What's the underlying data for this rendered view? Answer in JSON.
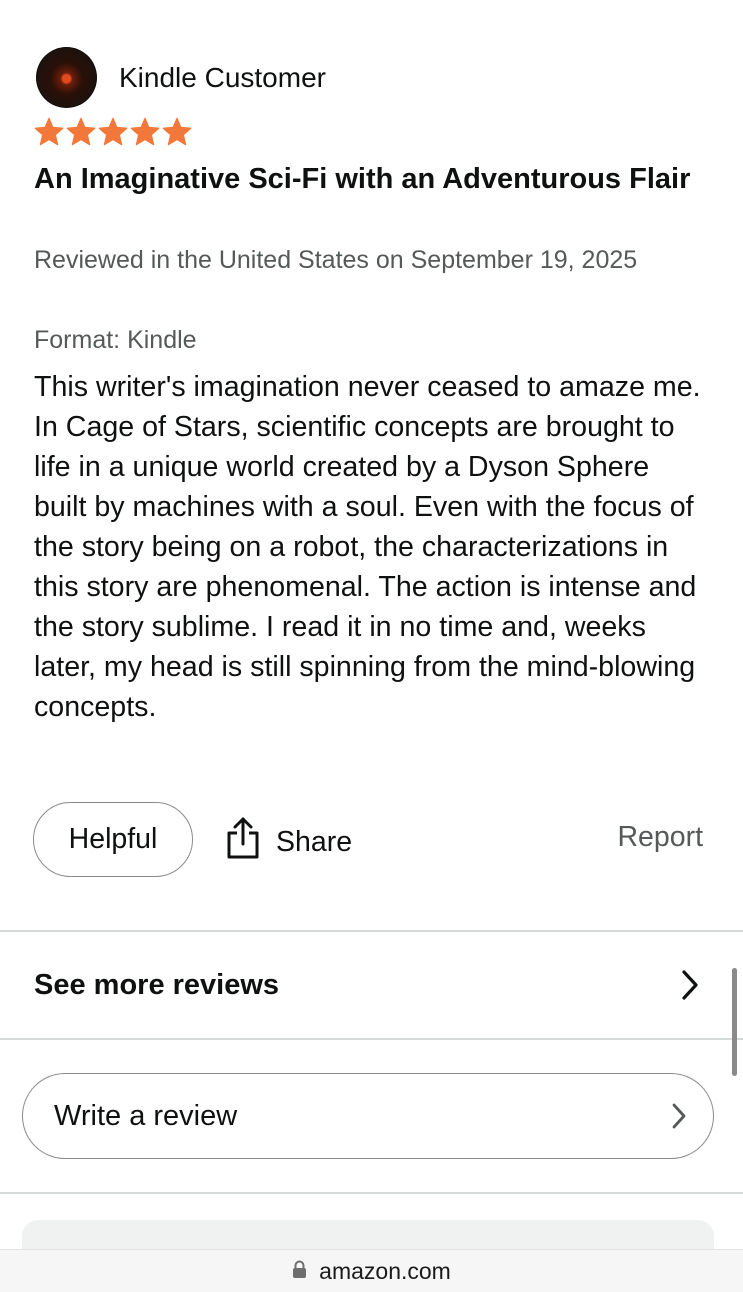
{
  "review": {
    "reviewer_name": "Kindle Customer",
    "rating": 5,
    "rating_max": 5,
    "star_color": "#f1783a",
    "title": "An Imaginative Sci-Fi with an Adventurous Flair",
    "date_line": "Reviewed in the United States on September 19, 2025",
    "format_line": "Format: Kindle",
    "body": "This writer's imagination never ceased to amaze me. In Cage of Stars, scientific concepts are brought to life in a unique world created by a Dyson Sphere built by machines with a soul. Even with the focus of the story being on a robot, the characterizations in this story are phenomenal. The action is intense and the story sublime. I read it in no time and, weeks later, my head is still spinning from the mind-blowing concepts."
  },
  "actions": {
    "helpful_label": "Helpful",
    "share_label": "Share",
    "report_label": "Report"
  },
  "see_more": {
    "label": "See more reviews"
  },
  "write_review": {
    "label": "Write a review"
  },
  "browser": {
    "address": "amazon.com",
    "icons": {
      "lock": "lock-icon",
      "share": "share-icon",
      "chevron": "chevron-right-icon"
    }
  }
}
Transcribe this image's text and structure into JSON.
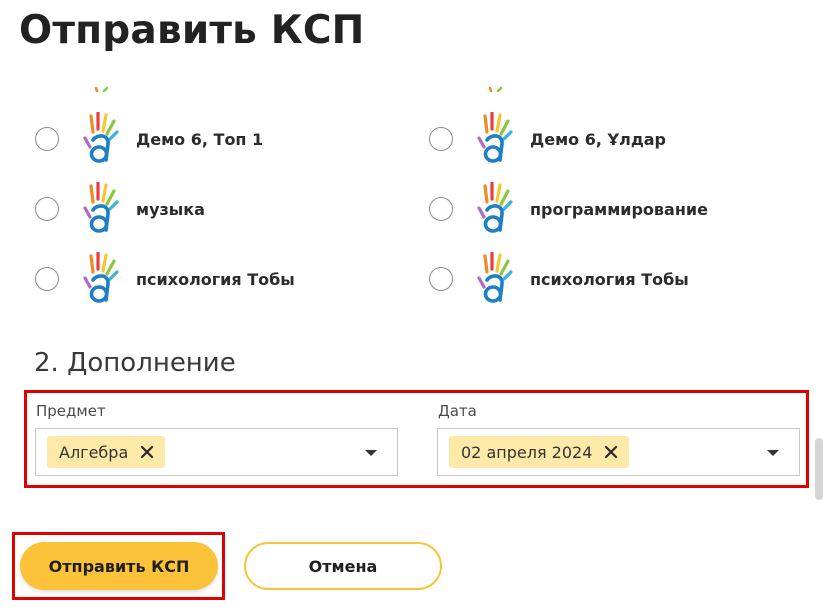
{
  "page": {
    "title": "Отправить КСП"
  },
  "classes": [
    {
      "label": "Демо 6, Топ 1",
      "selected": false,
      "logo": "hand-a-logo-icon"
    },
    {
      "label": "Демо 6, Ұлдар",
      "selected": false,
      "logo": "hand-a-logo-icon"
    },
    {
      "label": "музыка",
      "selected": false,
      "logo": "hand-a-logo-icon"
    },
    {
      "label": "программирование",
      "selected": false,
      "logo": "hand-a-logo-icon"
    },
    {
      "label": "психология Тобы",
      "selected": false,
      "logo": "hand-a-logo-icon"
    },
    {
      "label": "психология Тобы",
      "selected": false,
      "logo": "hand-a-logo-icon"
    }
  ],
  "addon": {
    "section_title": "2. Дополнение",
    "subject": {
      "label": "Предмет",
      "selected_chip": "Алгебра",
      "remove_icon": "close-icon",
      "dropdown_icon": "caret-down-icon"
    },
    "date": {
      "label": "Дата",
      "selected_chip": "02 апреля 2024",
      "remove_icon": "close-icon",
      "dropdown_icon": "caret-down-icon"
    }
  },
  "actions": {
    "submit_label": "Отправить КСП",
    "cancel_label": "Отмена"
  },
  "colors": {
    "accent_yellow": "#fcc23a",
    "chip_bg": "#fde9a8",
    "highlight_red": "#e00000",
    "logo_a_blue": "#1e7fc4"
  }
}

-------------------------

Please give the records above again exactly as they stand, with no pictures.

What's the underlying data for this rendered view? Answer in JSON.
{
  "review": {
    "reviewer_name": "Kindle Customer",
    "rating": 5,
    "rating_max": 5,
    "star_color": "#f1783a",
    "title": "An Imaginative Sci-Fi with an Adventurous Flair",
    "date_line": "Reviewed in the United States on September 19, 2025",
    "format_line": "Format: Kindle",
    "body": "This writer's imagination never ceased to amaze me. In Cage of Stars, scientific concepts are brought to life in a unique world created by a Dyson Sphere built by machines with a soul. Even with the focus of the story being on a robot, the characterizations in this story are phenomenal. The action is intense and the story sublime. I read it in no time and, weeks later, my head is still spinning from the mind-blowing concepts."
  },
  "actions": {
    "helpful_label": "Helpful",
    "share_label": "Share",
    "report_label": "Report"
  },
  "see_more": {
    "label": "See more reviews"
  },
  "write_review": {
    "label": "Write a review"
  },
  "browser": {
    "address": "amazon.com",
    "icons": {
      "lock": "lock-icon",
      "share": "share-icon",
      "chevron": "chevron-right-icon"
    }
  }
}
Transcribe this image's text and structure into JSON.
{
  "page": {
    "title": "Отправить КСП"
  },
  "classes": [
    {
      "label": "Демо 6, Топ 1",
      "selected": false,
      "logo": "hand-a-logo-icon"
    },
    {
      "label": "Демо 6, Ұлдар",
      "selected": false,
      "logo": "hand-a-logo-icon"
    },
    {
      "label": "музыка",
      "selected": false,
      "logo": "hand-a-logo-icon"
    },
    {
      "label": "программирование",
      "selected": false,
      "logo": "hand-a-logo-icon"
    },
    {
      "label": "психология Тобы",
      "selected": false,
      "logo": "hand-a-logo-icon"
    },
    {
      "label": "психология Тобы",
      "selected": false,
      "logo": "hand-a-logo-icon"
    }
  ],
  "addon": {
    "section_title": "2. Дополнение",
    "subject": {
      "label": "Предмет",
      "selected_chip": "Алгебра",
      "remove_icon": "close-icon",
      "dropdown_icon": "caret-down-icon"
    },
    "date": {
      "label": "Дата",
      "selected_chip": "02 апреля 2024",
      "remove_icon": "close-icon",
      "dropdown_icon": "caret-down-icon"
    }
  },
  "actions": {
    "submit_label": "Отправить КСП",
    "cancel_label": "Отмена"
  },
  "colors": {
    "accent_yellow": "#fcc23a",
    "chip_bg": "#fde9a8",
    "highlight_red": "#e00000",
    "logo_a_blue": "#1e7fc4"
  }
}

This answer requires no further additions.